Non-medical labs are eager to cover the capacity problems medical labs are experiencing with Covid-19 testing. They've been telling the government they're available to help since March and don't understand why they are not allowed to, Bernd Kroon of trade association Fenelab, to which over 90 non-medical labs are affiliated, said to newspaper Trouw.
This week Minister Hugo de Jonge of Public Health ordered the GGD health services to stop expanding Covid-19 testing, despite increasing demand, due to capacity problems at the labs that process the tests. Kroon told Trouw that he knows of at least six non-medical labs that are willing to help with this. Together they can process 140 thousand tests per week - the total number of tests the GGDs are currently doing per week, he said.
The capacity shortage these labs are currently facing is a "created bottleneck", Kroon said to the newspaper. "It wasn't necessary. Since March, we have been knocking on the door fo the Ministry of Health, RIVM and other relevant authorities, in vain" Many non-medical labs are already doing similar tests, Kroon said. They detect viruses in food and drinking water, for example. Lab technicians don't require any special medical skills, and many labs already have the equipment needed for the Covid-19 tests. All that needs to happen is that the labs need to be accredited, and a protocol must be created for the exchange of information, he said.
Anton Buiting, chairman of the association for medical microbiological laboratories VMML, agrees that non-medical labs can also do the Covid-19 tests. "But as medical microbiologists, we are also in good contact with the GGD and the institutions in our region. We can think along with them. We have a system that works well. Why would you change that?" Buiting said to Trouw. According to him, there is only a "relative capacity problem" caused by too many healthy people getting tested.
The other trade association for medical labs SAN told Trouw that the labs can handle the number of tests, but are struggling with a shortage of materials. There are too few reagents, needed for the test.
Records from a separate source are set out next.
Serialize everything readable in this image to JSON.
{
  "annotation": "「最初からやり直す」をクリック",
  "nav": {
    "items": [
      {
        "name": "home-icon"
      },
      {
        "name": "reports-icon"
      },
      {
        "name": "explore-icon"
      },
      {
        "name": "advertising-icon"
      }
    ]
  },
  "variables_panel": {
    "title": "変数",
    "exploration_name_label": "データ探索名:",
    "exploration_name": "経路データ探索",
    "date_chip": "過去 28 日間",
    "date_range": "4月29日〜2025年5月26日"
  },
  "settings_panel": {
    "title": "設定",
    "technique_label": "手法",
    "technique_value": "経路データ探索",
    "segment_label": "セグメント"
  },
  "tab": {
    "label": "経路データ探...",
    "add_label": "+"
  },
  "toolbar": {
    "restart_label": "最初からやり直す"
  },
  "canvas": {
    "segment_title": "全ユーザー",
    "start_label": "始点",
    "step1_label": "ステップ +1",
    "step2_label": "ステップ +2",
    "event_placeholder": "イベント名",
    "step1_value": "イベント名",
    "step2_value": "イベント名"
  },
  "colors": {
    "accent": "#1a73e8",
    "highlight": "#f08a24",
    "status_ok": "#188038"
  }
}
Non-medical labs would also have that problem, director Leo Kliphuis said.
But according to Kroon, that is not the case. "We can make those reagents ourselves. Second-year molecular biology students used to do that on a late afternoon. We now have a system in place in which those substances are supplied by a limited number of companies, but we can get rid of that. We have to be more creative, think in terms of solutions."